Exercise instructions: Reproduce the data that follows character for character, but omit its pictures.

The records:

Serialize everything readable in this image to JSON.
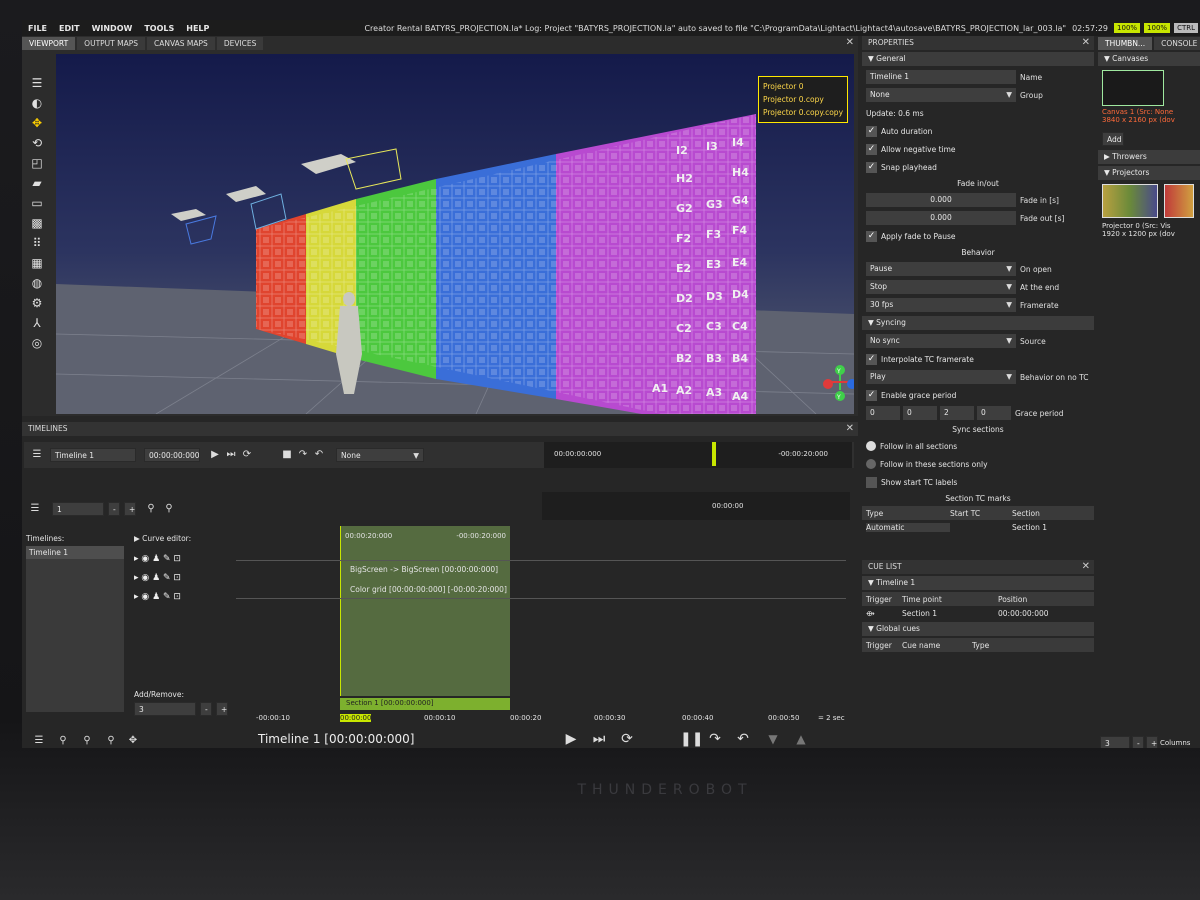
{
  "brand": "THUNDEROBOT",
  "menu": [
    "FILE",
    "EDIT",
    "WINDOW",
    "TOOLS",
    "HELP"
  ],
  "title": "Creator Rental  BATYRS_PROJECTION.la*   Log: Project \"BATYRS_PROJECTION.la\" auto saved to file \"C:\\ProgramData\\Lightact\\Lightact4\\autosave\\BATYRS_PROJECTION_lar_003.la\"",
  "clock": "02:57:29",
  "status_badges": [
    "100%",
    "100%",
    "CTRL"
  ],
  "viewport": {
    "tabs": [
      "VIEWPORT",
      "OUTPUT MAPS",
      "CANVAS MAPS",
      "DEVICES"
    ],
    "projectors": [
      "Projector 0",
      "Projector 0.copy",
      "Projector 0.copy.copy"
    ],
    "grid_labels": [
      "I2",
      "I3",
      "I4",
      "H2",
      "H4",
      "G2",
      "G3",
      "G4",
      "F2",
      "F3",
      "F4",
      "E2",
      "E3",
      "E4",
      "D2",
      "D3",
      "D4",
      "C2",
      "C3",
      "C4",
      "B2",
      "B3",
      "B4",
      "A1",
      "A2",
      "A3",
      "A4"
    ],
    "axis_labels": [
      "Y",
      "Y"
    ]
  },
  "timelines": {
    "title": "TIMELINES",
    "name": "Timeline 1",
    "time": "00:00:00:000",
    "group": "None",
    "ruler_start": "00:00:00:000",
    "ruler_end": "-00:00:20:000",
    "playhead": "00:00:00",
    "zoom_value": "1",
    "list_label": "Timelines:",
    "list_items": [
      "Timeline 1"
    ],
    "curve_editor": "Curve editor:",
    "clip_start": "00:00:20:000",
    "clip_end": "-00:00:20:000",
    "clip_rows": [
      "BigScreen -> BigScreen [00:00:00:000]",
      "Color grid [00:00:00:000]     [-00:00:20:000]"
    ],
    "section": "Section 1 [00:00:00:000]",
    "add_remove": "Add/Remove:",
    "add_value": "3",
    "ticks": [
      "-00:00:10",
      "00:00:00",
      "00:00:10",
      "00:00:20",
      "00:00:30",
      "00:00:40",
      "00:00:50"
    ],
    "scale": "= 2 sec",
    "footer": "Timeline 1 [00:00:00:000]"
  },
  "properties": {
    "title": "PROPERTIES",
    "general": "General",
    "name_value": "Timeline 1",
    "name_label": "Name",
    "group_value": "None",
    "group_label": "Group",
    "update": "Update: 0.6 ms",
    "checks": [
      "Auto duration",
      "Allow negative time",
      "Snap playhead"
    ],
    "fade_head": "Fade in/out",
    "fade_in": "0.000",
    "fade_in_label": "Fade in [s]",
    "fade_out": "0.000",
    "fade_out_label": "Fade out [s]",
    "apply_fade": "Apply fade to Pause",
    "behavior_head": "Behavior",
    "on_open": "Pause",
    "on_open_label": "On open",
    "at_end": "Stop",
    "at_end_label": "At the end",
    "fps": "30 fps",
    "fps_label": "Framerate",
    "syncing": "Syncing",
    "source": "No sync",
    "source_label": "Source",
    "interpolate": "Interpolate TC framerate",
    "no_tc": "Play",
    "no_tc_label": "Behavior on no TC",
    "grace": "Enable grace period",
    "grace_vals": [
      "0",
      "0",
      "2",
      "0"
    ],
    "grace_label": "Grace period",
    "sync_sections": "Sync sections",
    "follow_all": "Follow in all sections",
    "follow_these": "Follow in these sections only",
    "show_tc": "Show start TC labels",
    "section_tc": "Section TC marks",
    "cols": [
      "Type",
      "Start TC",
      "Section"
    ],
    "row": [
      "Automatic",
      "",
      "Section 1"
    ]
  },
  "cuelist": {
    "title": "CUE LIST",
    "timeline": "Timeline 1",
    "cols": [
      "Trigger",
      "Time point",
      "Position"
    ],
    "row": [
      "Section 1",
      "00:00:00:000"
    ],
    "global": "Global cues",
    "gcols": [
      "Trigger",
      "Cue name",
      "Type"
    ]
  },
  "thumbs": {
    "tabs": [
      "THUMBN...",
      "CONSOLE"
    ],
    "canvases": "Canvases",
    "canvas_name": "Canvas 1 (Src: None",
    "canvas_size": "3840 x 2160 px (dov",
    "add": "Add",
    "throwers": "Throwers",
    "projectors": "Projectors",
    "proj_name": "Projector 0 (Src: Vis",
    "proj_name2": "Projector",
    "proj_size": "1920 x 1200 px (dov",
    "columns_value": "3",
    "columns_label": "Columns"
  }
}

Task solution:
Serialize everything readable in this image to JSON.
{
  "brand": "THUNDEROBOT",
  "menu": [
    "FILE",
    "EDIT",
    "WINDOW",
    "TOOLS",
    "HELP"
  ],
  "title": "Creator Rental  BATYRS_PROJECTION.la*   Log: Project \"BATYRS_PROJECTION.la\" auto saved to file \"C:\\ProgramData\\Lightact\\Lightact4\\autosave\\BATYRS_PROJECTION_lar_003.la\"",
  "clock": "02:57:29",
  "status_badges": [
    "100%",
    "100%",
    "CTRL"
  ],
  "viewport": {
    "tabs": [
      "VIEWPORT",
      "OUTPUT MAPS",
      "CANVAS MAPS",
      "DEVICES"
    ],
    "projectors": [
      "Projector 0",
      "Projector 0.copy",
      "Projector 0.copy.copy"
    ],
    "grid_labels": [
      "I2",
      "I3",
      "I4",
      "H2",
      "H4",
      "G2",
      "G3",
      "G4",
      "F2",
      "F3",
      "F4",
      "E2",
      "E3",
      "E4",
      "D2",
      "D3",
      "D4",
      "C2",
      "C3",
      "C4",
      "B2",
      "B3",
      "B4",
      "A1",
      "A2",
      "A3",
      "A4"
    ],
    "axis_labels": [
      "Y",
      "Y"
    ]
  },
  "timelines": {
    "title": "TIMELINES",
    "name": "Timeline 1",
    "time": "00:00:00:000",
    "group": "None",
    "ruler_start": "00:00:00:000",
    "ruler_end": "-00:00:20:000",
    "playhead": "00:00:00",
    "zoom_value": "1",
    "list_label": "Timelines:",
    "list_items": [
      "Timeline 1"
    ],
    "curve_editor": "Curve editor:",
    "clip_start": "00:00:20:000",
    "clip_end": "-00:00:20:000",
    "clip_rows": [
      "BigScreen -> BigScreen [00:00:00:000]",
      "Color grid [00:00:00:000]     [-00:00:20:000]"
    ],
    "section": "Section 1 [00:00:00:000]",
    "add_remove": "Add/Remove:",
    "add_value": "3",
    "ticks": [
      "-00:00:10",
      "00:00:00",
      "00:00:10",
      "00:00:20",
      "00:00:30",
      "00:00:40",
      "00:00:50"
    ],
    "scale": "= 2 sec",
    "footer": "Timeline 1 [00:00:00:000]"
  },
  "properties": {
    "title": "PROPERTIES",
    "general": "General",
    "name_value": "Timeline 1",
    "name_label": "Name",
    "group_value": "None",
    "group_label": "Group",
    "update": "Update: 0.6 ms",
    "checks": [
      "Auto duration",
      "Allow negative time",
      "Snap playhead"
    ],
    "fade_head": "Fade in/out",
    "fade_in": "0.000",
    "fade_in_label": "Fade in [s]",
    "fade_out": "0.000",
    "fade_out_label": "Fade out [s]",
    "apply_fade": "Apply fade to Pause",
    "behavior_head": "Behavior",
    "on_open": "Pause",
    "on_open_label": "On open",
    "at_end": "Stop",
    "at_end_label": "At the end",
    "fps": "30 fps",
    "fps_label": "Framerate",
    "syncing": "Syncing",
    "source": "No sync",
    "source_label": "Source",
    "interpolate": "Interpolate TC framerate",
    "no_tc": "Play",
    "no_tc_label": "Behavior on no TC",
    "grace": "Enable grace period",
    "grace_vals": [
      "0",
      "0",
      "2",
      "0"
    ],
    "grace_label": "Grace period",
    "sync_sections": "Sync sections",
    "follow_all": "Follow in all sections",
    "follow_these": "Follow in these sections only",
    "show_tc": "Show start TC labels",
    "section_tc": "Section TC marks",
    "cols": [
      "Type",
      "Start TC",
      "Section"
    ],
    "row": [
      "Automatic",
      "",
      "Section 1"
    ]
  },
  "cuelist": {
    "title": "CUE LIST",
    "timeline": "Timeline 1",
    "cols": [
      "Trigger",
      "Time point",
      "Position"
    ],
    "row": [
      "Section 1",
      "00:00:00:000"
    ],
    "global": "Global cues",
    "gcols": [
      "Trigger",
      "Cue name",
      "Type"
    ]
  },
  "thumbs": {
    "tabs": [
      "THUMBN...",
      "CONSOLE"
    ],
    "canvases": "Canvases",
    "canvas_name": "Canvas 1 (Src: None",
    "canvas_size": "3840 x 2160 px (dov",
    "add": "Add",
    "throwers": "Throwers",
    "projectors": "Projectors",
    "proj_name": "Projector 0 (Src: Vis",
    "proj_name2": "Projector",
    "proj_size": "1920 x 1200 px (dov",
    "columns_value": "3",
    "columns_label": "Columns"
  }
}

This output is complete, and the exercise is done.